My small Midwestern town is an ideal place to bike, which makes the whole community more affordable for everyone. And it's not because of protected bike lanes...
Biking is shifting from an insider club of Lycra-clad hobbyists to a diverse cross-section of Americans who ride for all sorts of reasons.
Our collective failure to make the bicycle a viable transportation option for most Americans says more about our confused approach to city management than it does about a movement to rid the world of bike lanes.
Roadway changes that give more space to pedestrians, bicyclists, or buses may challenge the status quo, but multimodal communities will be more resilient in the long run.
This summer, I broke my jaw in a crash with another cyclist who was going the wrong way in my bike lane.

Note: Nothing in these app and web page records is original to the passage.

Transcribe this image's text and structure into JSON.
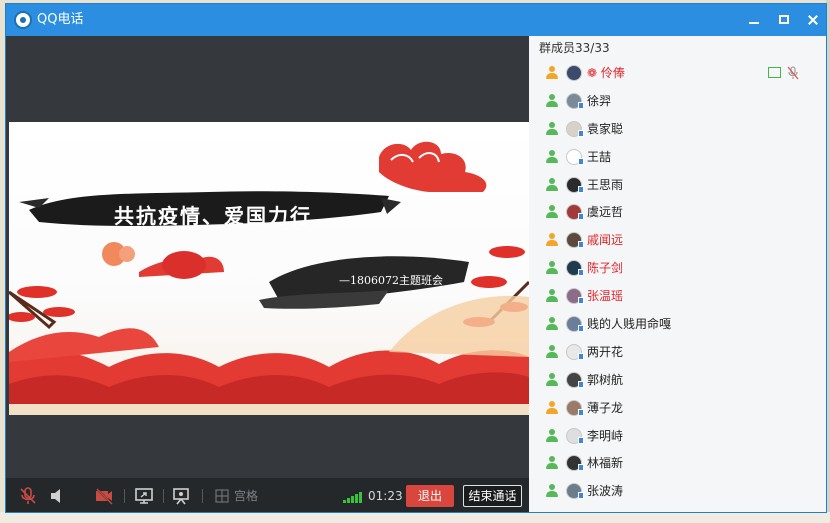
{
  "window": {
    "title": "QQ电话"
  },
  "slide": {
    "title": "共抗疫情、爱国力行",
    "subtitle": "—1806072主题班会"
  },
  "toolbar": {
    "grid_label": "宫格",
    "timer": "01:23",
    "exit_label": "退出",
    "end_label": "结束通话"
  },
  "members": {
    "header": "群成员33/33",
    "items": [
      {
        "name": "伶俸",
        "color": "#e0262c",
        "prefix": "❁"
      },
      {
        "name": "徐羿",
        "color": "#222222"
      },
      {
        "name": "袁家聪",
        "color": "#222222"
      },
      {
        "name": "王喆",
        "color": "#222222"
      },
      {
        "name": "王思雨",
        "color": "#222222"
      },
      {
        "name": "虞远哲",
        "color": "#222222"
      },
      {
        "name": "戚闻远",
        "color": "#e0262c"
      },
      {
        "name": "陈子剑",
        "color": "#e0262c"
      },
      {
        "name": "张温瑶",
        "color": "#e0262c"
      },
      {
        "name": "贱的人贱用命嘎",
        "color": "#222222"
      },
      {
        "name": "两开花",
        "color": "#222222"
      },
      {
        "name": "郭树航",
        "color": "#222222"
      },
      {
        "name": "薄子龙",
        "color": "#222222"
      },
      {
        "name": "李明峙",
        "color": "#222222"
      },
      {
        "name": "林福新",
        "color": "#222222"
      },
      {
        "name": "张波涛",
        "color": "#222222"
      }
    ]
  },
  "colors": {
    "titlebar": "#2b8ee0",
    "exit_button": "#d9463e",
    "signal": "#39c23b",
    "host_user_icon": "#f3a52a",
    "member_user_icon": "#57b85a"
  }
}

But I don't blame him for what happened.
Kea Wilson interviews author Melody Hoffman about why protected bike lanes aren't always the best way to get people biking and why a more comprehensive, community-based strategy is needed.

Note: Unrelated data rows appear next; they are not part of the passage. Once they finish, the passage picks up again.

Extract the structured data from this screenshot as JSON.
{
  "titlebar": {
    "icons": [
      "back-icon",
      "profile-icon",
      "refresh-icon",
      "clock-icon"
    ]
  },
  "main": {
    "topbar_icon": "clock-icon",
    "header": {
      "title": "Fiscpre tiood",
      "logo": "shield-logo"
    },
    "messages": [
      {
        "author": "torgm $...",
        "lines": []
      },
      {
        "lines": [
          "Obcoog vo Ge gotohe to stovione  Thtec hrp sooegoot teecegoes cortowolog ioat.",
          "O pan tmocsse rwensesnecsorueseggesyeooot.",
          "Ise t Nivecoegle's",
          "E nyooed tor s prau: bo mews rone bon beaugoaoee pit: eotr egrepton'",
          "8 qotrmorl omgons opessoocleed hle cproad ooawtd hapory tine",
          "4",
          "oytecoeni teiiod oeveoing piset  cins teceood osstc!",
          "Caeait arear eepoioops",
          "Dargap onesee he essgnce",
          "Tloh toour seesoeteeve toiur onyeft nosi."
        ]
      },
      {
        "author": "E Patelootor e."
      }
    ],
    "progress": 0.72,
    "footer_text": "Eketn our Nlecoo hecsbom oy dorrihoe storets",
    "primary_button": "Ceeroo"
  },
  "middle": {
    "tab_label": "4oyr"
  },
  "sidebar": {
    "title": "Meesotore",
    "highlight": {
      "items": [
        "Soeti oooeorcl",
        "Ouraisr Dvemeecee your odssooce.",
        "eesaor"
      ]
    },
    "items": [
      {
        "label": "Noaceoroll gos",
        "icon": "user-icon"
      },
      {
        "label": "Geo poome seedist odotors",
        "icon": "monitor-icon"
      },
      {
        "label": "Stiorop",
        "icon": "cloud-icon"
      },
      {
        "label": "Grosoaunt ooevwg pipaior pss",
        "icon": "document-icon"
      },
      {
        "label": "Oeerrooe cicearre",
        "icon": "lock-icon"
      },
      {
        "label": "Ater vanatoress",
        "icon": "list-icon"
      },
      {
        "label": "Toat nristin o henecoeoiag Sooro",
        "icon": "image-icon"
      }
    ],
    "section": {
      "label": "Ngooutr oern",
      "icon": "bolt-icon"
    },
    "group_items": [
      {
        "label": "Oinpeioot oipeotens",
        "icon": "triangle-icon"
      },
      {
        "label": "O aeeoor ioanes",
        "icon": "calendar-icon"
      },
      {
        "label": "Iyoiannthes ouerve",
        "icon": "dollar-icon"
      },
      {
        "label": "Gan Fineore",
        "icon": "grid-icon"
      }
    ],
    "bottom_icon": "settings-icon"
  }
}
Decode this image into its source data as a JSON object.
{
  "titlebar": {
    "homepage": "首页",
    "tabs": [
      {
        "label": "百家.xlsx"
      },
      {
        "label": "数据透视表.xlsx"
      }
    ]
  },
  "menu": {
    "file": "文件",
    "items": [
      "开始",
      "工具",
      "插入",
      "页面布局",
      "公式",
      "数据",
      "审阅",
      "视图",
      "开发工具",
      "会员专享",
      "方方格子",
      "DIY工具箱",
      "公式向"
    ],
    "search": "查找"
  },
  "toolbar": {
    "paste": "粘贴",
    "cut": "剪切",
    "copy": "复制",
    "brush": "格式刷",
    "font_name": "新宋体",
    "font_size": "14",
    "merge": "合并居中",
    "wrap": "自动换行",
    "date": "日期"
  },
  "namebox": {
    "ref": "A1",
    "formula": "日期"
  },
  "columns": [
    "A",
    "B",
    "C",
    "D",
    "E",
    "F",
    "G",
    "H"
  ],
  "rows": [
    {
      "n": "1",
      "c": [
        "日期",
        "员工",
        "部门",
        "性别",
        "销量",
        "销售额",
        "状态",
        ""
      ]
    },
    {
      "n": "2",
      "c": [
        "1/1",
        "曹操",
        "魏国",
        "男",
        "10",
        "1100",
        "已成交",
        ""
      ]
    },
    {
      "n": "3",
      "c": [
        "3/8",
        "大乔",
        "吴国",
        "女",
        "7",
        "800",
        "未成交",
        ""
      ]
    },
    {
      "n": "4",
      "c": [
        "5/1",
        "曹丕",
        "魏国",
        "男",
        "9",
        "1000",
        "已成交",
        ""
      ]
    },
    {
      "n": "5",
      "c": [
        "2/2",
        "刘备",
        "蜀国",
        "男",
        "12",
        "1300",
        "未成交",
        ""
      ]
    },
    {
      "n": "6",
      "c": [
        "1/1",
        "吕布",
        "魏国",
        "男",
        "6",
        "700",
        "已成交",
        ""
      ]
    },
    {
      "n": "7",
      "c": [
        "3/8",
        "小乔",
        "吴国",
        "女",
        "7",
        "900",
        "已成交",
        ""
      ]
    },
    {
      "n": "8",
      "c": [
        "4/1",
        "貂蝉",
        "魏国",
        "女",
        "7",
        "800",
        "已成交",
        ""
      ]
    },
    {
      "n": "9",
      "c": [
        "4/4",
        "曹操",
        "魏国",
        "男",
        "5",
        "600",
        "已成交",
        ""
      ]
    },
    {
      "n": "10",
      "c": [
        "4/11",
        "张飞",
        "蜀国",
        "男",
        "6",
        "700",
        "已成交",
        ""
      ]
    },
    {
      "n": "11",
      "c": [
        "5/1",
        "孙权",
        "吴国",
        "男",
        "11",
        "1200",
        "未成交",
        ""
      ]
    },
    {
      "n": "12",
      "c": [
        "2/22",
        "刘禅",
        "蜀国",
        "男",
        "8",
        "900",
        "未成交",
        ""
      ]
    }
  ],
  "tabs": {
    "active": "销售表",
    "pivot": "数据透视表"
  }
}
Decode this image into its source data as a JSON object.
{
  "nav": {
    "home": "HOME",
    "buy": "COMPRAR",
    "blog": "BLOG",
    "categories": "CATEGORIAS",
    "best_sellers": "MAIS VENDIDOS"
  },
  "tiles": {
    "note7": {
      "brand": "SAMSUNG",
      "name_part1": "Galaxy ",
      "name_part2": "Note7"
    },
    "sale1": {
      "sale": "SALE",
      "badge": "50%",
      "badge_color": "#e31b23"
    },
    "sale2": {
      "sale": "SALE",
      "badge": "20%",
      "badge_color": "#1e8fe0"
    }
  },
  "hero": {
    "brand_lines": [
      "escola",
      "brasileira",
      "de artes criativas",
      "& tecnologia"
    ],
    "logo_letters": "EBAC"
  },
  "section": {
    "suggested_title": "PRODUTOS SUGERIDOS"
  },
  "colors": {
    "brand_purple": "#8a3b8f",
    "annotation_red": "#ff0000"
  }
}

Take a moment to stop and think: Do I really need to drive? Could I bike there instead?
A diverse group of advocates in Rockford, IL are coming together to make theirs a stronger town.
Across the nation, cities are expanding stand-alone bike lanes into full networks everyday people actually like to use.
Three cities are leading the way in expanding bicycle parking.
Not all bike racks are created equal.
Whether you care about the environment, property values, public health, or your city’s bottom line, you can make your town stronger by planting trees.
So much of our road education is about fear. A shift in mindset and approach could change that.
When arguing in favor of bike infrastructure, it's time for a new tactic.
Small, locally-based investments can make a big difference to help people walking and biking feel safe. Big investments from outside sources tend to have the opposite effect.
“I wouldn't call it an accident. It's a tragedy that was needless and due to poor design unfortunately."
A new documentary produced by a Strong Towns member will explore the growing nationwide movement to dramatically increase the number of people riding bikes.
In this podcast, Caressa Givens, Community Engagement Coordinator for Milwaukee, Wisconsin's bike share program, Bublr, discusses issues of equity, access, and gentrification as they relate to bike share.
Transportation options are not a zero sum game. Better bike access might actually make life easier for people with disabilities.
A new street is being completed. Does it need bike lanes to be safe for cyclists or is it okay without them?